PHOTOS: Lightning strikes Woodridge apartment building
Resident Scott Schottenhamel's condo unit was heavily damaged. The roof is gone, there's heavy water and smoke damage and his electronics and furniture were ruined.
"My place is trashed, 100 percent. The guy behind me, his place is trashed, 100 percent," Schottenhamel said.
The fire started a little before 6 p.m. as rain and lightning rolled into Woodridge. Schottenhamel lives on the upper floor of the eight-unit building.
"All of a sudden, there was a big loud noise, and sparks shot from my balcony like it was Fourth of July," Schottenhamel said.
This is actually the second time this building has been hit by lightning. Residents say it happened a couple of years ago and caused minor damage.
While most of the storms were not severe, ABC7 Chief Meteorologist Jerry Taft said some areas 1 to 2 inches of rain.
In northwest suburban Niles, standing water was reported on many streets and a large tree limb was brought down by high winds.
More than 100 flights were canceled at O'Hare Aiport Friday night, and delays averaged an hour. Minor delays were reported at Midway.
After Friday, which is expected to be the warmest day in Chicago for the next week, temperatures will drop to the 70s and into the low 60s next week.
Saturday's high, around 70 degrees, is likely to occur early in the day. Temperatures are expected to fall through the afternoon, Taft said. Cloudy skies and some showers will make for a gloomy day.
Conditions are expected to be dry Sunday morning. The chance for showers will increase during the afternoon and thunderstorms are likely in the evening on Mother's Day.
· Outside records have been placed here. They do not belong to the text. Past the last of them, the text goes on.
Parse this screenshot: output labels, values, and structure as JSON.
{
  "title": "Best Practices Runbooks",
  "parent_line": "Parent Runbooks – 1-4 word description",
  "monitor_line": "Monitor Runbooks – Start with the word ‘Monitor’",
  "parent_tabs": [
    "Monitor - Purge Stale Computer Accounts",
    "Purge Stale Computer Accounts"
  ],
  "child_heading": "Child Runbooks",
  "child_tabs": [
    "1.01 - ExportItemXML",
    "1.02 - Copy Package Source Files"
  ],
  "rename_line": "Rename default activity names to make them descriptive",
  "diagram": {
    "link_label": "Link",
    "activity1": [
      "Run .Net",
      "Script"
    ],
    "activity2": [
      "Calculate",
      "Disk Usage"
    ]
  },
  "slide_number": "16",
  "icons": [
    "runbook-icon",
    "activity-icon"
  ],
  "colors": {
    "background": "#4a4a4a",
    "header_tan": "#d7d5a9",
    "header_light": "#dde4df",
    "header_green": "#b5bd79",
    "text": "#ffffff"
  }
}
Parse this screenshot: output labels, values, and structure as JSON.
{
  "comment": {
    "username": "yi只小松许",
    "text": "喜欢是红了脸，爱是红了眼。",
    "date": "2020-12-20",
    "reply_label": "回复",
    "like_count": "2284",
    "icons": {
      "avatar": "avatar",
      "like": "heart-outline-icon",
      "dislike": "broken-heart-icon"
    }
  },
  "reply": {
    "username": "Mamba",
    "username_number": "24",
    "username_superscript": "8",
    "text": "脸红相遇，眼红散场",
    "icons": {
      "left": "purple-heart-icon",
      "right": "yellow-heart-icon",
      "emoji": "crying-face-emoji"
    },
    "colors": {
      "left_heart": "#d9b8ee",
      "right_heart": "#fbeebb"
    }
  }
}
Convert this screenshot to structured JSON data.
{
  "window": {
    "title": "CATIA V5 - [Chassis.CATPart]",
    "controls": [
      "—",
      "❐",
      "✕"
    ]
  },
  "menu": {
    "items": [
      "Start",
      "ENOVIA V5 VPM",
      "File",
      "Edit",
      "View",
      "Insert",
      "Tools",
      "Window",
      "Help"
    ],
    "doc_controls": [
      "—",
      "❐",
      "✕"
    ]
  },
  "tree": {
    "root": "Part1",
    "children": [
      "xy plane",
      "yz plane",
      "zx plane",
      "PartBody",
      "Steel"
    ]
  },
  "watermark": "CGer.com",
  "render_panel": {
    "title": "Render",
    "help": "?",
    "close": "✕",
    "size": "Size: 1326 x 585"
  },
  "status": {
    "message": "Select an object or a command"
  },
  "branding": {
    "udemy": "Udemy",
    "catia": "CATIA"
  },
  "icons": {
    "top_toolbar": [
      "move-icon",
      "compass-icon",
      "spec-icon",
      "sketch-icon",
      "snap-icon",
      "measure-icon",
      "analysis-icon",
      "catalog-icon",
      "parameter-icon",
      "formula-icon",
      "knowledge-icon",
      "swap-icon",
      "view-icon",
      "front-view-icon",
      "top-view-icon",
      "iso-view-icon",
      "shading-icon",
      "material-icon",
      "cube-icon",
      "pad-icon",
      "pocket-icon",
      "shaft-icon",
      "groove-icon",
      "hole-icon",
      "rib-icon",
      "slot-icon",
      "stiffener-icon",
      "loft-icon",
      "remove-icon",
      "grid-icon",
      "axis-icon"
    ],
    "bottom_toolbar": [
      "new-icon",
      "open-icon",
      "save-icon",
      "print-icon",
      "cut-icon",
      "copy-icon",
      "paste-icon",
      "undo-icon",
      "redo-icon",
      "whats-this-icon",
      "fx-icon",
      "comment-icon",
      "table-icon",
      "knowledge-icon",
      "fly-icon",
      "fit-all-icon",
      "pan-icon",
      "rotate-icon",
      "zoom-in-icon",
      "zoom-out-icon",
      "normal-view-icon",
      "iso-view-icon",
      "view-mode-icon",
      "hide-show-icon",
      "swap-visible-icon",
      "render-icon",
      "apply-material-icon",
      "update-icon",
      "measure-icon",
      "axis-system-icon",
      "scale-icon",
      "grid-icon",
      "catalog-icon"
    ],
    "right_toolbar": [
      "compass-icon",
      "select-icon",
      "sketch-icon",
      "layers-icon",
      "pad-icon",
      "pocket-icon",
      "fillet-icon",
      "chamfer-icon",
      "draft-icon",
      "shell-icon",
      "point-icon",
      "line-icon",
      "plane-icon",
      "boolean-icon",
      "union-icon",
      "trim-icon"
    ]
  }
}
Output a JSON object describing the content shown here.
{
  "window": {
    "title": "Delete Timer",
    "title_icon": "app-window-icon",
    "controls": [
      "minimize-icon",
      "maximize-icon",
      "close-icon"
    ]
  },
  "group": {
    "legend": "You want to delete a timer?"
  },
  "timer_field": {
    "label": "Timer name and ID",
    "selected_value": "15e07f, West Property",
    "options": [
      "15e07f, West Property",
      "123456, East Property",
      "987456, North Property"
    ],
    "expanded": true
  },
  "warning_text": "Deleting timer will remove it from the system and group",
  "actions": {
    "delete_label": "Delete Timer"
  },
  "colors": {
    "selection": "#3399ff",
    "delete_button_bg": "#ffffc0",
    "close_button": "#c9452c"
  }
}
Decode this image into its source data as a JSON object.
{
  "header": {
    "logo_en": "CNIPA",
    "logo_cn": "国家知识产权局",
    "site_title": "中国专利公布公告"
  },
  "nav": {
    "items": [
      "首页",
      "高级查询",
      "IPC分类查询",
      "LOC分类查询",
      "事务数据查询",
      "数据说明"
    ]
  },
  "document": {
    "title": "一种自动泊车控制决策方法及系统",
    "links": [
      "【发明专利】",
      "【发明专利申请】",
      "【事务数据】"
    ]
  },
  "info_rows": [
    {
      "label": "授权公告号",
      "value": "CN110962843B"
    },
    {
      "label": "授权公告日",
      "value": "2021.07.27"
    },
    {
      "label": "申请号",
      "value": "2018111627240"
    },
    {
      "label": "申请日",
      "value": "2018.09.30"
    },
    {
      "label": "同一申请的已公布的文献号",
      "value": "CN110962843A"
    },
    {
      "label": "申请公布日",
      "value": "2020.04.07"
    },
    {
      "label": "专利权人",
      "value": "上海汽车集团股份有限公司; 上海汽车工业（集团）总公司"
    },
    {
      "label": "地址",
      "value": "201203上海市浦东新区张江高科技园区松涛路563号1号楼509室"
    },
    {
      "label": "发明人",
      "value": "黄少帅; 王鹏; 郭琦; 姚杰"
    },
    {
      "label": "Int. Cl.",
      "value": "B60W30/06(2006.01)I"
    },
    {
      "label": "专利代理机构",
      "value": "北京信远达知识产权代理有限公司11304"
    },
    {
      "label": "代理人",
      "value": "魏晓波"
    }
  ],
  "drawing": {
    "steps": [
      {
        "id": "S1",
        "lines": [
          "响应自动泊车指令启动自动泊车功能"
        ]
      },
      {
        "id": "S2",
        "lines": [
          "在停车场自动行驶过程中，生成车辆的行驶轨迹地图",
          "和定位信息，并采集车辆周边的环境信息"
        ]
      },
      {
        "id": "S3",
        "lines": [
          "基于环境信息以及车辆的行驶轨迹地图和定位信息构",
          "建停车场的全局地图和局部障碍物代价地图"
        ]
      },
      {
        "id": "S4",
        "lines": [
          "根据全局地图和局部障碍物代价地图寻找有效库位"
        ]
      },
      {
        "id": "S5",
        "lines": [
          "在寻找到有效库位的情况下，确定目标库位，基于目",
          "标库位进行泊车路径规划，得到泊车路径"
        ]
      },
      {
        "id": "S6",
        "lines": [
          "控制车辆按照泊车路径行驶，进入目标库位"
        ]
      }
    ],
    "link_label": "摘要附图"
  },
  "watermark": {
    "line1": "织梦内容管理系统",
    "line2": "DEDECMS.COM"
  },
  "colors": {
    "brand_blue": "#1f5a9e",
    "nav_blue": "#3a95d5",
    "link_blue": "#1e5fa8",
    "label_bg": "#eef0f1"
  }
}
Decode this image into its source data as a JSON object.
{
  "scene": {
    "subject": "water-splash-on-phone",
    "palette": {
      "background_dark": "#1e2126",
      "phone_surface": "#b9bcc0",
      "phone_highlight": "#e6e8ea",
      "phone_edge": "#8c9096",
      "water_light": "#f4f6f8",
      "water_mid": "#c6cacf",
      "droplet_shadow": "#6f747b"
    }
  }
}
Taft said there is potential for severe weather on Monday, when a cold front is expected to move in.